§ Information shown
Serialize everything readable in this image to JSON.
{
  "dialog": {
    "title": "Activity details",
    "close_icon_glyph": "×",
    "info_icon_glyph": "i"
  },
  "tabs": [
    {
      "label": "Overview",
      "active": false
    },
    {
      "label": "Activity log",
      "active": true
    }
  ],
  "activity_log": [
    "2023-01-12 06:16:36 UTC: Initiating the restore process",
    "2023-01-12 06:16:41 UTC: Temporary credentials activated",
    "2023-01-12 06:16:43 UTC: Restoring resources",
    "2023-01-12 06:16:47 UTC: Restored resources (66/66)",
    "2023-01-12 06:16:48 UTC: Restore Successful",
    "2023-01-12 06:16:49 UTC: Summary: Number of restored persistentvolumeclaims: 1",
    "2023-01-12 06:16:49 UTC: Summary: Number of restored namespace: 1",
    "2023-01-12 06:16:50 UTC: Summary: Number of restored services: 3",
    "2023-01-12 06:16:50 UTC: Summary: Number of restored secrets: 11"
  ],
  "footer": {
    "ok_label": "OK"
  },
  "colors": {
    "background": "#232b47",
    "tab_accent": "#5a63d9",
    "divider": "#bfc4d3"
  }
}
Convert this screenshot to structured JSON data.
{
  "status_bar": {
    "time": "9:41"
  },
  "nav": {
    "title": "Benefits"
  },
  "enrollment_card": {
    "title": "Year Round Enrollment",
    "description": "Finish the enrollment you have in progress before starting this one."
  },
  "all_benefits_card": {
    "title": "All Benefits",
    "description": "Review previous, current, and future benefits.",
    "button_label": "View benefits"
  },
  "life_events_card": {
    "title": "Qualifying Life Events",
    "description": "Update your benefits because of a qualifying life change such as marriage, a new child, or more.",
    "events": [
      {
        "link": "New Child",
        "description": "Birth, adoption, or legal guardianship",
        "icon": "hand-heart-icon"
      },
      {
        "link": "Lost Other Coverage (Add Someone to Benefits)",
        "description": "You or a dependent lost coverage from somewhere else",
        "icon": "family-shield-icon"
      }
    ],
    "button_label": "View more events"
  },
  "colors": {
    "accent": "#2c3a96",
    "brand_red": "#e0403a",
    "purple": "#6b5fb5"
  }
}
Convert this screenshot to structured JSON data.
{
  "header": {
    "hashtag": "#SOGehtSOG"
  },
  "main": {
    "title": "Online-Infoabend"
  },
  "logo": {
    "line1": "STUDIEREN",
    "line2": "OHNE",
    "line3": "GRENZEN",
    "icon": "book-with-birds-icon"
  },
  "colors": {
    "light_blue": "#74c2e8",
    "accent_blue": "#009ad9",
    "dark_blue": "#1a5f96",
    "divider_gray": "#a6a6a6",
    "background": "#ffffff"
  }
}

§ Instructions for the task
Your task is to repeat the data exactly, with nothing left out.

§ Answer for the task
Serialize everything readable in this image to JSON.
{
  "dialog": {
    "title": "Activity details",
    "close_icon_glyph": "×",
    "info_icon_glyph": "i"
  },
  "tabs": [
    {
      "label": "Overview",
      "active": false
    },
    {
      "label": "Activity log",
      "active": true
    }
  ],
  "activity_log": [
    "2023-01-12 06:16:36 UTC: Initiating the restore process",
    "2023-01-12 06:16:41 UTC: Temporary credentials activated",
    "2023-01-12 06:16:43 UTC: Restoring resources",
    "2023-01-12 06:16:47 UTC: Restored resources (66/66)",
    "2023-01-12 06:16:48 UTC: Restore Successful",
    "2023-01-12 06:16:49 UTC: Summary: Number of restored persistentvolumeclaims: 1",
    "2023-01-12 06:16:49 UTC: Summary: Number of restored namespace: 1",
    "2023-01-12 06:16:50 UTC: Summary: Number of restored services: 3",
    "2023-01-12 06:16:50 UTC: Summary: Number of restored secrets: 11"
  ],
  "footer": {
    "ok_label": "OK"
  },
  "colors": {
    "background": "#232b47",
    "tab_accent": "#5a63d9",
    "divider": "#bfc4d3"
  }
}
Convert this screenshot to structured JSON data.
{
  "status_bar": {
    "time": "9:41"
  },
  "nav": {
    "title": "Benefits"
  },
  "enrollment_card": {
    "title": "Year Round Enrollment",
    "description": "Finish the enrollment you have in progress before starting this one."
  },
  "all_benefits_card": {
    "title": "All Benefits",
    "description": "Review previous, current, and future benefits.",
    "button_label": "View benefits"
  },
  "life_events_card": {
    "title": "Qualifying Life Events",
    "description": "Update your benefits because of a qualifying life change such as marriage, a new child, or more.",
    "events": [
      {
        "link": "New Child",
        "description": "Birth, adoption, or legal guardianship",
        "icon": "hand-heart-icon"
      },
      {
        "link": "Lost Other Coverage (Add Someone to Benefits)",
        "description": "You or a dependent lost coverage from somewhere else",
        "icon": "family-shield-icon"
      }
    ],
    "button_label": "View more events"
  },
  "colors": {
    "accent": "#2c3a96",
    "brand_red": "#e0403a",
    "purple": "#6b5fb5"
  }
}
Convert this screenshot to structured JSON data.
{
  "header": {
    "hashtag": "#SOGehtSOG"
  },
  "main": {
    "title": "Online-Infoabend"
  },
  "logo": {
    "line1": "STUDIEREN",
    "line2": "OHNE",
    "line3": "GRENZEN",
    "icon": "book-with-birds-icon"
  },
  "colors": {
    "light_blue": "#74c2e8",
    "accent_blue": "#009ad9",
    "dark_blue": "#1a5f96",
    "divider_gray": "#a6a6a6",
    "background": "#ffffff"
  }
}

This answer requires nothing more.